Determine the number of lines in the listing that contain "CESTA". Write only that number.
-- EXERCISE MATERIALS follows --
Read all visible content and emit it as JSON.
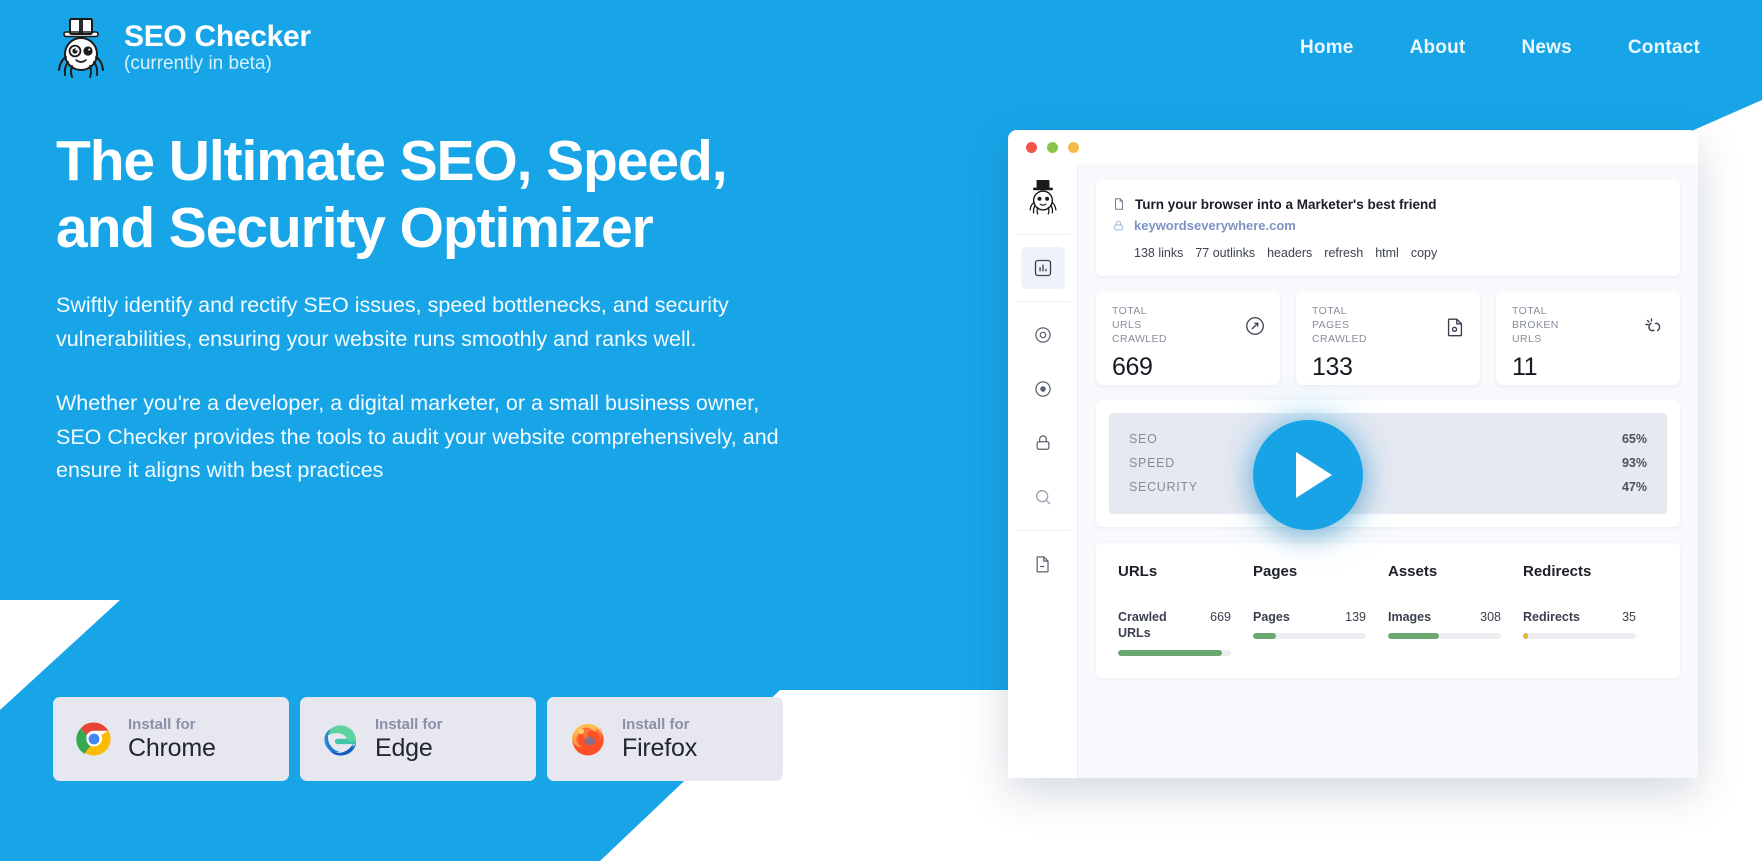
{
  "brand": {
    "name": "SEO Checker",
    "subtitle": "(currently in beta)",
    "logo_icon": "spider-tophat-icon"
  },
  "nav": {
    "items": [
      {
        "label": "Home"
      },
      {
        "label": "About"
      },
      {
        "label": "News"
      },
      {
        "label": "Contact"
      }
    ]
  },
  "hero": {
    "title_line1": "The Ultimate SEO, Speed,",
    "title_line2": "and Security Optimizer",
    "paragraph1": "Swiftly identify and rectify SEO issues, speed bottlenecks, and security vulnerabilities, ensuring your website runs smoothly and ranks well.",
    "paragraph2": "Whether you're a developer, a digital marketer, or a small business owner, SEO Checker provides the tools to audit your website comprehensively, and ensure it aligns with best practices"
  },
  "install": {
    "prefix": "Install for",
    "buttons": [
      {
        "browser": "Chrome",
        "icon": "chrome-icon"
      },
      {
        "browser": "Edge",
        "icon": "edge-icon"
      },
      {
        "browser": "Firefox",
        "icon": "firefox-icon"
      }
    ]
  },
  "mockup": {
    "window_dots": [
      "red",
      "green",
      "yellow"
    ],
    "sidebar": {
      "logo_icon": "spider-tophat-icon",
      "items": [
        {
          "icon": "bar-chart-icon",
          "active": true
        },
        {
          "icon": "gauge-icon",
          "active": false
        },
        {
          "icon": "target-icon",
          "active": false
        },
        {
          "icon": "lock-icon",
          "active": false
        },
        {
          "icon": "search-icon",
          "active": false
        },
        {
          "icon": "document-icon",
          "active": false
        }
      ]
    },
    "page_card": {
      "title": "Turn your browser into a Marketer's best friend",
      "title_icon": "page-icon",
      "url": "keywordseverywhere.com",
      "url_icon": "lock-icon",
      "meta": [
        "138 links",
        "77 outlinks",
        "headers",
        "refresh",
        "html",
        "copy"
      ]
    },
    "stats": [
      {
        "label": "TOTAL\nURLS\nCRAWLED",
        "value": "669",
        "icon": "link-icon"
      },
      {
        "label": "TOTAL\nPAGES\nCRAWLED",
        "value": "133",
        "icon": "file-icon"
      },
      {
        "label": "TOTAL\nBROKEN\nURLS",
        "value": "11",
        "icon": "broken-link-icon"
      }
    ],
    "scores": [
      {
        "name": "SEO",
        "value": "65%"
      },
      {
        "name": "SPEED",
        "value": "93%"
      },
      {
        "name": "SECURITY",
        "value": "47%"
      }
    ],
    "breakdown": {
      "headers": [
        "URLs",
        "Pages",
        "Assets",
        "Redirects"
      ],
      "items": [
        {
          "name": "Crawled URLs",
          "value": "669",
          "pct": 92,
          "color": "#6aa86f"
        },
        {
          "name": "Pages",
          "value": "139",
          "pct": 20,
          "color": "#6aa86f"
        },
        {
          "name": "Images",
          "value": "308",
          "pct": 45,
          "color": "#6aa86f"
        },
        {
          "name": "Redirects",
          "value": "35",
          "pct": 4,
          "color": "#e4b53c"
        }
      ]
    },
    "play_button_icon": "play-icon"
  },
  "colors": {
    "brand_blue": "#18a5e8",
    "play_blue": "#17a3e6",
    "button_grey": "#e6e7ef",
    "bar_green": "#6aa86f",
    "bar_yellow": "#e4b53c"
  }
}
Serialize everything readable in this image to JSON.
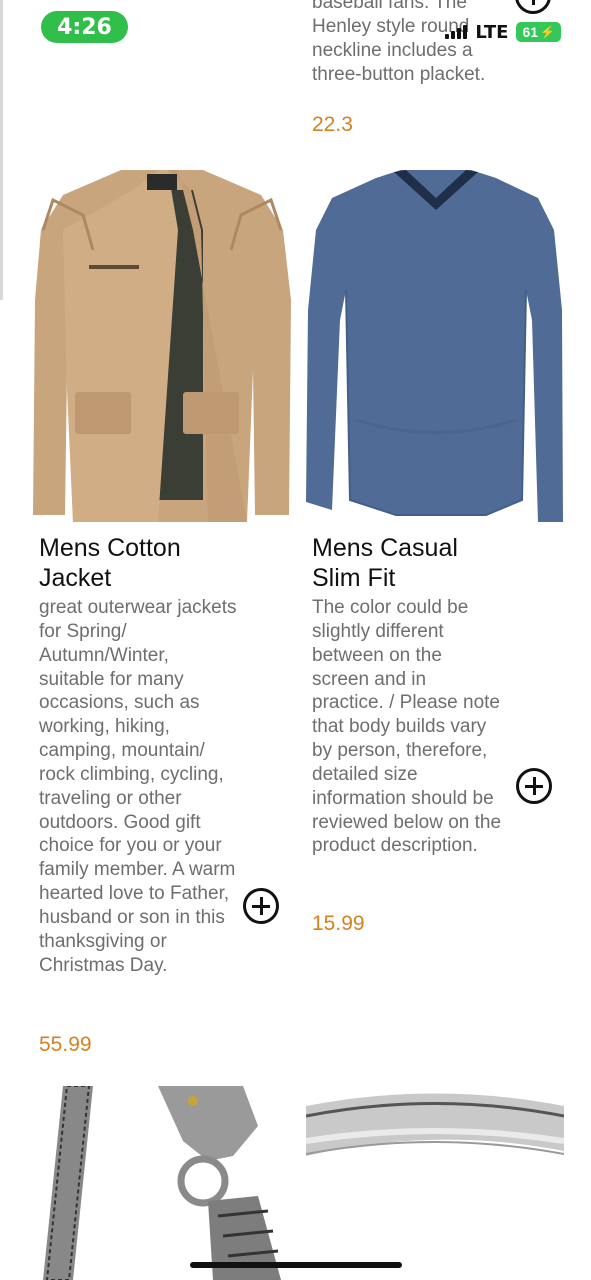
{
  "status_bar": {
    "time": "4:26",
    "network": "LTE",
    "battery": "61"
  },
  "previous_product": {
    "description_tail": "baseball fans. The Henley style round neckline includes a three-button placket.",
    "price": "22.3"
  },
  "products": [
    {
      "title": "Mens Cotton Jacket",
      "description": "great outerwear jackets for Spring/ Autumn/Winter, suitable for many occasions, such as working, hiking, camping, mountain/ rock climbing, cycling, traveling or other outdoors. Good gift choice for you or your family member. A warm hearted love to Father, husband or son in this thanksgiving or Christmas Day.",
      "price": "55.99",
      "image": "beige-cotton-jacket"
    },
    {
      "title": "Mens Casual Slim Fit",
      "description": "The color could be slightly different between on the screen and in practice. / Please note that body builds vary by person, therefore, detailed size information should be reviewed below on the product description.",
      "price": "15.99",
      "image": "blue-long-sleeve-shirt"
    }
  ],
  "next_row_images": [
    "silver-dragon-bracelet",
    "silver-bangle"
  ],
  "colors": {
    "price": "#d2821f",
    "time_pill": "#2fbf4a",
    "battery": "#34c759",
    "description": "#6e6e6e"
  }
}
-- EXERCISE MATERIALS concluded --
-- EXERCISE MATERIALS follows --
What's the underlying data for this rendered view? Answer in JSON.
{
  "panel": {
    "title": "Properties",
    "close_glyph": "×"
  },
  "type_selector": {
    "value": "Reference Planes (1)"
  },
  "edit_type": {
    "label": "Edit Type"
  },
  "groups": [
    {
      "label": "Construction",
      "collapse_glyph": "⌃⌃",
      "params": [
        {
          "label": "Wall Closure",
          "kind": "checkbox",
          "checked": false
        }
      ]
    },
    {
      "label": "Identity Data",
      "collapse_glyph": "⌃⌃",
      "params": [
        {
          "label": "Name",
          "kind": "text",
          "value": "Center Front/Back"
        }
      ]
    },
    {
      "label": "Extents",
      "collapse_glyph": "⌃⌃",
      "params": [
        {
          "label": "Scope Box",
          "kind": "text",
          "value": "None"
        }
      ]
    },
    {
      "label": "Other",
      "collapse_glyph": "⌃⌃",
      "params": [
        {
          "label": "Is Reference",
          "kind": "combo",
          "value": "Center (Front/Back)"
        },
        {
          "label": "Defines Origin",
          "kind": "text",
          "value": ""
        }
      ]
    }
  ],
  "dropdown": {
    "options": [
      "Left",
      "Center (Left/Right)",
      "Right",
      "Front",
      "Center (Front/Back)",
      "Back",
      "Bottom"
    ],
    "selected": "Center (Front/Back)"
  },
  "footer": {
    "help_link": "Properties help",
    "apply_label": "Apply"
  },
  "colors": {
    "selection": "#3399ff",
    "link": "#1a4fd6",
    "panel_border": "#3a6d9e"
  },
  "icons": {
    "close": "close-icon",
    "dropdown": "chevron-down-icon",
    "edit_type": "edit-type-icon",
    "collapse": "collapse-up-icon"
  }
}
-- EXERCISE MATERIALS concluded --
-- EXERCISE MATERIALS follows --
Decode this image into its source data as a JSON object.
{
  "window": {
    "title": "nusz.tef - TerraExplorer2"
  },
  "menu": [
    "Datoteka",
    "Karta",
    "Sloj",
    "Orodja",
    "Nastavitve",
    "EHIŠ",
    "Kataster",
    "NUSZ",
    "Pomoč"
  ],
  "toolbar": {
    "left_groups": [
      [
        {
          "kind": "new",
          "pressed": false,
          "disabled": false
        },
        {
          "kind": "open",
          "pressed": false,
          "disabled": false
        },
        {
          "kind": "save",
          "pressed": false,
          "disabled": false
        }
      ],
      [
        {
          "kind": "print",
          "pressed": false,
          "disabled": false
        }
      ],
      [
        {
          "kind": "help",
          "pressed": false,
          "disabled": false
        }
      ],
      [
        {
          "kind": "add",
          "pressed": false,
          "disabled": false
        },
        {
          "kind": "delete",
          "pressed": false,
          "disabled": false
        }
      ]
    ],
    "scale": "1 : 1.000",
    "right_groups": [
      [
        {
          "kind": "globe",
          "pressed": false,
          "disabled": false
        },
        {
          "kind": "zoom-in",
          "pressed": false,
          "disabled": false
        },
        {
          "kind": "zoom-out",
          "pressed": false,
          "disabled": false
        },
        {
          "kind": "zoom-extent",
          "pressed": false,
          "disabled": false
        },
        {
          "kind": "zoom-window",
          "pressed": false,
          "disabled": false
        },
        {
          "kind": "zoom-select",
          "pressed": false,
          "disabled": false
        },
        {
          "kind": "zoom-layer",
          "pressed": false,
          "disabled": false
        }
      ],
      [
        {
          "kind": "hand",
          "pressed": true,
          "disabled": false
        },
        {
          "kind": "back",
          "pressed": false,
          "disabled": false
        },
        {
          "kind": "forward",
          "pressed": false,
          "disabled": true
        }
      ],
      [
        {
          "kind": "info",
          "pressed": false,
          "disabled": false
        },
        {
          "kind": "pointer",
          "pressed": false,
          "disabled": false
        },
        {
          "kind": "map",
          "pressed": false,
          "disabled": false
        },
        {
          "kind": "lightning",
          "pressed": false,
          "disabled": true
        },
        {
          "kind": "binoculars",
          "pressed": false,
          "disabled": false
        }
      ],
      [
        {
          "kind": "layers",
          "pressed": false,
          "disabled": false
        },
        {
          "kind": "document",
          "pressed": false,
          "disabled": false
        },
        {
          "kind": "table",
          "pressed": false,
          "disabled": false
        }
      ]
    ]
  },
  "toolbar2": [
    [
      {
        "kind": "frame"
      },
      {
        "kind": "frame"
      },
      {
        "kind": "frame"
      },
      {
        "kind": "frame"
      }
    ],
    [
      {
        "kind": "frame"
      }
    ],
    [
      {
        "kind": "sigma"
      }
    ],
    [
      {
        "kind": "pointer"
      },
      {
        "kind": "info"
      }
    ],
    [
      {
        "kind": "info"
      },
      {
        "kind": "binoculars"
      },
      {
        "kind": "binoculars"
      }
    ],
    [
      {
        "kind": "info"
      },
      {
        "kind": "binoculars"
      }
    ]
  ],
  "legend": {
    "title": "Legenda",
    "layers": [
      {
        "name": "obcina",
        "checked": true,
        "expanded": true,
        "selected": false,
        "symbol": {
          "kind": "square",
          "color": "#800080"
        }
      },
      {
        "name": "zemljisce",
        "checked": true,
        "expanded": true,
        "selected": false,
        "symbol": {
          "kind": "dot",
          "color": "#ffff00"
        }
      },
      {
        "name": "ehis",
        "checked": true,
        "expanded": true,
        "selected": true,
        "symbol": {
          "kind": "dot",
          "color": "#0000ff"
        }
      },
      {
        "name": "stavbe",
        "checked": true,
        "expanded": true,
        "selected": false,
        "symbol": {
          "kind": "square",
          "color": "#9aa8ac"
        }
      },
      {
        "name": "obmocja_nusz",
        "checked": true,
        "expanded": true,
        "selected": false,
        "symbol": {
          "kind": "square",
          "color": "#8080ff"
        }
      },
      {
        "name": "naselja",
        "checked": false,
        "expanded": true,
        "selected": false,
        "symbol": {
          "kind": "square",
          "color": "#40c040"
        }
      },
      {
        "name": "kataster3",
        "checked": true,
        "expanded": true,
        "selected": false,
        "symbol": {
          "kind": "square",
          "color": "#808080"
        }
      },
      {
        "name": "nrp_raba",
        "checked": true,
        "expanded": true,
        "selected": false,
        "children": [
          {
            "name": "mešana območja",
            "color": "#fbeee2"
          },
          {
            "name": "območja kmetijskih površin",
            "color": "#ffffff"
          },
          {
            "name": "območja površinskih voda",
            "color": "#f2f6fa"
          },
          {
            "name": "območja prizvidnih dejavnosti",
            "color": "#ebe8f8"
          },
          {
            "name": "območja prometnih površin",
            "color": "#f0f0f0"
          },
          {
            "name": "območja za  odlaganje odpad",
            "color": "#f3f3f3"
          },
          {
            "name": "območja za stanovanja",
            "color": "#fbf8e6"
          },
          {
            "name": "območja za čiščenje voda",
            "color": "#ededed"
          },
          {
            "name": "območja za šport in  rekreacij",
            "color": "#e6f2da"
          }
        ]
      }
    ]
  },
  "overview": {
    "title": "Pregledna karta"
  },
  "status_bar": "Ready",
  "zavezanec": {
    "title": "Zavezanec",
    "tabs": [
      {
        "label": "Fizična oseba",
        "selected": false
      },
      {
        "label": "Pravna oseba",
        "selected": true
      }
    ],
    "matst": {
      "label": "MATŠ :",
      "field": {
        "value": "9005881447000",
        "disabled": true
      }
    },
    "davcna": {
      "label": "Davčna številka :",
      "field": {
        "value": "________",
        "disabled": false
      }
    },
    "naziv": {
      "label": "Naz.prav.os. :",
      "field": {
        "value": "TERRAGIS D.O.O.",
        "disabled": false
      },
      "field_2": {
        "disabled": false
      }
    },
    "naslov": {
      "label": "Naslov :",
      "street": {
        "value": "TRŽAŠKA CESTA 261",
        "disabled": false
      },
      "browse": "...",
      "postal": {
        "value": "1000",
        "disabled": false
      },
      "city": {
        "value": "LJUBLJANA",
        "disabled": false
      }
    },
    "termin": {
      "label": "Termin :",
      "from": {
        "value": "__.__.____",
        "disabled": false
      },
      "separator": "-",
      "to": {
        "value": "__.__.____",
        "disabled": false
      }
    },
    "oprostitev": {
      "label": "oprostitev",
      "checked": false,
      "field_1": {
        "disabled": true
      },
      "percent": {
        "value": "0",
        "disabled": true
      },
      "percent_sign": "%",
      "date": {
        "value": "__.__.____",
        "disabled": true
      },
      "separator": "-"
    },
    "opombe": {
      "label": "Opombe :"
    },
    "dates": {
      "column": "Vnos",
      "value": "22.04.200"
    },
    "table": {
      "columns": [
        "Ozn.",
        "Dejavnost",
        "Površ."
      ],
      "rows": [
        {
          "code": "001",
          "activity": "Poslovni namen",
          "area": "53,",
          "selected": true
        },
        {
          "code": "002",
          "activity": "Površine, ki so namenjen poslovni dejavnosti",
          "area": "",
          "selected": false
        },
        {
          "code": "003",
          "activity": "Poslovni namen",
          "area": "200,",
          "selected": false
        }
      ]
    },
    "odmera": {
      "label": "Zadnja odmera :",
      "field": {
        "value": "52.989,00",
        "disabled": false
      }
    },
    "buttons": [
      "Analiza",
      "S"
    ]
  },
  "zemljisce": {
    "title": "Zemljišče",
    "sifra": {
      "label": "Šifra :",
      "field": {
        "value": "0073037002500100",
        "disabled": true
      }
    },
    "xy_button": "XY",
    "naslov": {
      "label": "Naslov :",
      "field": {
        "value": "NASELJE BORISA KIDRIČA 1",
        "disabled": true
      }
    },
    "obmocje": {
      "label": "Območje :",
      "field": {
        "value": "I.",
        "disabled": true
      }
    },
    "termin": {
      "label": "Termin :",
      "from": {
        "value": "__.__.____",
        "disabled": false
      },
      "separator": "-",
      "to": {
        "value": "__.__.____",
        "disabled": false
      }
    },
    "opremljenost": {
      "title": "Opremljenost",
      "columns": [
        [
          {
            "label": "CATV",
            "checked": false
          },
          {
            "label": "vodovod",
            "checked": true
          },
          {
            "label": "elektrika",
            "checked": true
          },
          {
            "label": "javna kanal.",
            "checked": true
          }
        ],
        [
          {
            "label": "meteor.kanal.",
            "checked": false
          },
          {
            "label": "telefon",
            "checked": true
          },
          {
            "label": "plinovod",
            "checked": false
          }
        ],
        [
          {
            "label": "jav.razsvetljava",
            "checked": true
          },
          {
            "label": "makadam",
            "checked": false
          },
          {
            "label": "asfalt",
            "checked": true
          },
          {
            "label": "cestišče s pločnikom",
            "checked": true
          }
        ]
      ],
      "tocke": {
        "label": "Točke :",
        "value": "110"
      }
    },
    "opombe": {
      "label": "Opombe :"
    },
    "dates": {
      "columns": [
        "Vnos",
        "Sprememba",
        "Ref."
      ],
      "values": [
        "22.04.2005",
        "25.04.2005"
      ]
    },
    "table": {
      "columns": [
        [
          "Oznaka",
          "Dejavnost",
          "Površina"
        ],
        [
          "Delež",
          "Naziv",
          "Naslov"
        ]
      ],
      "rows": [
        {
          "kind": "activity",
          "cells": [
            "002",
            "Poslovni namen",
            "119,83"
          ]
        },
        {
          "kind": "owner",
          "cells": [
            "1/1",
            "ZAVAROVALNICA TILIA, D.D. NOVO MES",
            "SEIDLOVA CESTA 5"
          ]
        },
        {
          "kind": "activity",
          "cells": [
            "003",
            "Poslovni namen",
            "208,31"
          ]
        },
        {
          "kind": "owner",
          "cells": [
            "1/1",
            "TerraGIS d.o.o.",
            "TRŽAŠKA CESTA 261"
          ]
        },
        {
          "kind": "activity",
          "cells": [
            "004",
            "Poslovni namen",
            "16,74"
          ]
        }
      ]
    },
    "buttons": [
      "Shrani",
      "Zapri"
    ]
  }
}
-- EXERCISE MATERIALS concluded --
### [RESULT OF THE TASK]
3